## Work order
Each entry must be duplicated precisely, with nothing left out.

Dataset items
━━━━━━
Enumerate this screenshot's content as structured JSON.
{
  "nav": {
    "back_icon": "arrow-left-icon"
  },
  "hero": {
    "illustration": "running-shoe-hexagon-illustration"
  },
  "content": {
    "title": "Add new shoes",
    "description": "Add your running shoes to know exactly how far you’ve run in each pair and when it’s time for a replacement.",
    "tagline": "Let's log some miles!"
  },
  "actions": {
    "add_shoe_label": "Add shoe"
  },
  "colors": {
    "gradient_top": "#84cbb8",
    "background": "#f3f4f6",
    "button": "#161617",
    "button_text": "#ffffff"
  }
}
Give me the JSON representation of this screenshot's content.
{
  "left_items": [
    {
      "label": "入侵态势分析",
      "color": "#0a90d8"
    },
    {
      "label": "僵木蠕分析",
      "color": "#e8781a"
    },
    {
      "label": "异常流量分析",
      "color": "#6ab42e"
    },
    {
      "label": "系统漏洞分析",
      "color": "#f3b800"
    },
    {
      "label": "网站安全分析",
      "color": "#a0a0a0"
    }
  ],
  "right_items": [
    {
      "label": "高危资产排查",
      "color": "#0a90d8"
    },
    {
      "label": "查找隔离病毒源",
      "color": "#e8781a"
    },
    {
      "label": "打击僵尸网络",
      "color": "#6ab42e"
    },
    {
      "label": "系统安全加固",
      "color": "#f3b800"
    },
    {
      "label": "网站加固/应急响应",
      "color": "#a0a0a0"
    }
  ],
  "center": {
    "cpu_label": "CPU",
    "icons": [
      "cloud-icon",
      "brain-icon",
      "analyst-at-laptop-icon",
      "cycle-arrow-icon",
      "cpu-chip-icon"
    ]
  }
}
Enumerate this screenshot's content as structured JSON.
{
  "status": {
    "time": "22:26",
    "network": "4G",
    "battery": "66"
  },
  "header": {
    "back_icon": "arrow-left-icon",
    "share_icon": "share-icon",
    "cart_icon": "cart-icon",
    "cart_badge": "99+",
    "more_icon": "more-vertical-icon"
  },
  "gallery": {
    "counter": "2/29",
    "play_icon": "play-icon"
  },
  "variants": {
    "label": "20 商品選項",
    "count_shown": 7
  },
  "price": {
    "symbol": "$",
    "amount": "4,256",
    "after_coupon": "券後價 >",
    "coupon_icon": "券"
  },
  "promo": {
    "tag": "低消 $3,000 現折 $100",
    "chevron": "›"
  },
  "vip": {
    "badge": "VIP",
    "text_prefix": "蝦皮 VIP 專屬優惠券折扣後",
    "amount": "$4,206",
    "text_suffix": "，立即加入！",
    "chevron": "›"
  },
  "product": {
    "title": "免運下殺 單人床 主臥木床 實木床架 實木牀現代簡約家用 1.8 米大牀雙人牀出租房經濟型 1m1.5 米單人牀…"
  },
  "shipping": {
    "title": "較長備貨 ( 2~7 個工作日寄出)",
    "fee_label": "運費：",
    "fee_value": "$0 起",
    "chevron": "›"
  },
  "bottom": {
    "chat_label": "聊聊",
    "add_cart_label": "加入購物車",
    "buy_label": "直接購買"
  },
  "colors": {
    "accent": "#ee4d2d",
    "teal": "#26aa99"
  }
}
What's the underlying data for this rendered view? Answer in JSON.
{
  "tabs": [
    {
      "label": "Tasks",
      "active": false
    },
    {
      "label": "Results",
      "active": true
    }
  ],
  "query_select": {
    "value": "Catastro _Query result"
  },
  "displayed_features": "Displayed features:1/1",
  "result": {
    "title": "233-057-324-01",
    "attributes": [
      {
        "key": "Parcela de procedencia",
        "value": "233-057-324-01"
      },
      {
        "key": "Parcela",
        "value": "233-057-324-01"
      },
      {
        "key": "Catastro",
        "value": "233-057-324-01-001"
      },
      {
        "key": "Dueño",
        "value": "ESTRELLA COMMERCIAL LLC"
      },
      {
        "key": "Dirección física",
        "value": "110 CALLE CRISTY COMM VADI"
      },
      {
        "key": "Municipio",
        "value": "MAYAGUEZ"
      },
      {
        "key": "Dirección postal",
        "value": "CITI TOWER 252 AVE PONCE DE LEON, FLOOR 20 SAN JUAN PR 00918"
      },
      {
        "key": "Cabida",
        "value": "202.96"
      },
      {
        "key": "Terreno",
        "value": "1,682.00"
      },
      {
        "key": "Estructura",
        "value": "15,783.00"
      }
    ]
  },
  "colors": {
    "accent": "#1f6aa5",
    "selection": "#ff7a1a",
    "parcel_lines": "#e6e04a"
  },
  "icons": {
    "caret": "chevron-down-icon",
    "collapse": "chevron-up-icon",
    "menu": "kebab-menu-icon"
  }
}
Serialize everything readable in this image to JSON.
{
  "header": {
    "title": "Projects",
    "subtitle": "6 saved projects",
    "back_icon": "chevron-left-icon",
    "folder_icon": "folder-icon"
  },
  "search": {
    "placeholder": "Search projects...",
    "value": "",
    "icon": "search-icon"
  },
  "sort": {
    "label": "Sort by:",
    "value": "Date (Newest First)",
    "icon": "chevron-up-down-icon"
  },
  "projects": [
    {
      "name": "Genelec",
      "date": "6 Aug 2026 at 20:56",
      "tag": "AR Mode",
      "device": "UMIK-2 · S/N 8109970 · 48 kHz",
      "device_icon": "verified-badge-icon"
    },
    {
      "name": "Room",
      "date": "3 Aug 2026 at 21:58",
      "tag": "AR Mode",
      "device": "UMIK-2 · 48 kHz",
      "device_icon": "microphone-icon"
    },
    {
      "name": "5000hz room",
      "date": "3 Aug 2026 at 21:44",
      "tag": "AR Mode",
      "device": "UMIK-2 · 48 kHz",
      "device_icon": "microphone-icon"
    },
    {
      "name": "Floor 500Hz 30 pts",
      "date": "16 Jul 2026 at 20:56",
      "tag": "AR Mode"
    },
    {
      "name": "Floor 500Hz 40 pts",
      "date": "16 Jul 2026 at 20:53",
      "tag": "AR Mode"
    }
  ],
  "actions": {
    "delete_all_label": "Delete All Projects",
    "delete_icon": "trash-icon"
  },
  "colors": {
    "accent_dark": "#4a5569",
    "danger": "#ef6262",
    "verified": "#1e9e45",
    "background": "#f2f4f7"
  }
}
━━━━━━
## Expected answer
Enumerate this screenshot's content as structured JSON.
{
  "nav": {
    "back_icon": "arrow-left-icon"
  },
  "hero": {
    "illustration": "running-shoe-hexagon-illustration"
  },
  "content": {
    "title": "Add new shoes",
    "description": "Add your running shoes to know exactly how far you’ve run in each pair and when it’s time for a replacement.",
    "tagline": "Let's log some miles!"
  },
  "actions": {
    "add_shoe_label": "Add shoe"
  },
  "colors": {
    "gradient_top": "#84cbb8",
    "background": "#f3f4f6",
    "button": "#161617",
    "button_text": "#ffffff"
  }
}
Give me the JSON representation of this screenshot's content.
{
  "left_items": [
    {
      "label": "入侵态势分析",
      "color": "#0a90d8"
    },
    {
      "label": "僵木蠕分析",
      "color": "#e8781a"
    },
    {
      "label": "异常流量分析",
      "color": "#6ab42e"
    },
    {
      "label": "系统漏洞分析",
      "color": "#f3b800"
    },
    {
      "label": "网站安全分析",
      "color": "#a0a0a0"
    }
  ],
  "right_items": [
    {
      "label": "高危资产排查",
      "color": "#0a90d8"
    },
    {
      "label": "查找隔离病毒源",
      "color": "#e8781a"
    },
    {
      "label": "打击僵尸网络",
      "color": "#6ab42e"
    },
    {
      "label": "系统安全加固",
      "color": "#f3b800"
    },
    {
      "label": "网站加固/应急响应",
      "color": "#a0a0a0"
    }
  ],
  "center": {
    "cpu_label": "CPU",
    "icons": [
      "cloud-icon",
      "brain-icon",
      "analyst-at-laptop-icon",
      "cycle-arrow-icon",
      "cpu-chip-icon"
    ]
  }
}
Enumerate this screenshot's content as structured JSON.
{
  "status": {
    "time": "22:26",
    "network": "4G",
    "battery": "66"
  },
  "header": {
    "back_icon": "arrow-left-icon",
    "share_icon": "share-icon",
    "cart_icon": "cart-icon",
    "cart_badge": "99+",
    "more_icon": "more-vertical-icon"
  },
  "gallery": {
    "counter": "2/29",
    "play_icon": "play-icon"
  },
  "variants": {
    "label": "20 商品選項",
    "count_shown": 7
  },
  "price": {
    "symbol": "$",
    "amount": "4,256",
    "after_coupon": "券後價 >",
    "coupon_icon": "券"
  },
  "promo": {
    "tag": "低消 $3,000 現折 $100",
    "chevron": "›"
  },
  "vip": {
    "badge": "VIP",
    "text_prefix": "蝦皮 VIP 專屬優惠券折扣後",
    "amount": "$4,206",
    "text_suffix": "，立即加入！",
    "chevron": "›"
  },
  "product": {
    "title": "免運下殺 單人床 主臥木床 實木床架 實木牀現代簡約家用 1.8 米大牀雙人牀出租房經濟型 1m1.5 米單人牀…"
  },
  "shipping": {
    "title": "較長備貨 ( 2~7 個工作日寄出)",
    "fee_label": "運費：",
    "fee_value": "$0 起",
    "chevron": "›"
  },
  "bottom": {
    "chat_label": "聊聊",
    "add_cart_label": "加入購物車",
    "buy_label": "直接購買"
  },
  "colors": {
    "accent": "#ee4d2d",
    "teal": "#26aa99"
  }
}
What's the underlying data for this rendered view? Answer in JSON.
{
  "tabs": [
    {
      "label": "Tasks",
      "active": false
    },
    {
      "label": "Results",
      "active": true
    }
  ],
  "query_select": {
    "value": "Catastro _Query result"
  },
  "displayed_features": "Displayed features:1/1",
  "result": {
    "title": "233-057-324-01",
    "attributes": [
      {
        "key": "Parcela de procedencia",
        "value": "233-057-324-01"
      },
      {
        "key": "Parcela",
        "value": "233-057-324-01"
      },
      {
        "key": "Catastro",
        "value": "233-057-324-01-001"
      },
      {
        "key": "Dueño",
        "value": "ESTRELLA COMMERCIAL LLC"
      },
      {
        "key": "Dirección física",
        "value": "110 CALLE CRISTY COMM VADI"
      },
      {
        "key": "Municipio",
        "value": "MAYAGUEZ"
      },
      {
        "key": "Dirección postal",
        "value": "CITI TOWER 252 AVE PONCE DE LEON, FLOOR 20 SAN JUAN PR 00918"
      },
      {
        "key": "Cabida",
        "value": "202.96"
      },
      {
        "key": "Terreno",
        "value": "1,682.00"
      },
      {
        "key": "Estructura",
        "value": "15,783.00"
      }
    ]
  },
  "colors": {
    "accent": "#1f6aa5",
    "selection": "#ff7a1a",
    "parcel_lines": "#e6e04a"
  },
  "icons": {
    "caret": "chevron-down-icon",
    "collapse": "chevron-up-icon",
    "menu": "kebab-menu-icon"
  }
}
Serialize everything readable in this image to JSON.
{
  "header": {
    "title": "Projects",
    "subtitle": "6 saved projects",
    "back_icon": "chevron-left-icon",
    "folder_icon": "folder-icon"
  },
  "search": {
    "placeholder": "Search projects...",
    "value": "",
    "icon": "search-icon"
  },
  "sort": {
    "label": "Sort by:",
    "value": "Date (Newest First)",
    "icon": "chevron-up-down-icon"
  },
  "projects": [
    {
      "name": "Genelec",
      "date": "6 Aug 2026 at 20:56",
      "tag": "AR Mode",
      "device": "UMIK-2 · S/N 8109970 · 48 kHz",
      "device_icon": "verified-badge-icon"
    },
    {
      "name": "Room",
      "date": "3 Aug 2026 at 21:58",
      "tag": "AR Mode",
      "device": "UMIK-2 · 48 kHz",
      "device_icon": "microphone-icon"
    },
    {
      "name": "5000hz room",
      "date": "3 Aug 2026 at 21:44",
      "tag": "AR Mode",
      "device": "UMIK-2 · 48 kHz",
      "device_icon": "microphone-icon"
    },
    {
      "name": "Floor 500Hz 30 pts",
      "date": "16 Jul 2026 at 20:56",
      "tag": "AR Mode"
    },
    {
      "name": "Floor 500Hz 40 pts",
      "date": "16 Jul 2026 at 20:53",
      "tag": "AR Mode"
    }
  ],
  "actions": {
    "delete_all_label": "Delete All Projects",
    "delete_icon": "trash-icon"
  },
  "colors": {
    "accent_dark": "#4a5569",
    "danger": "#ef6262",
    "verified": "#1e9e45",
    "background": "#f2f4f7"
  }
}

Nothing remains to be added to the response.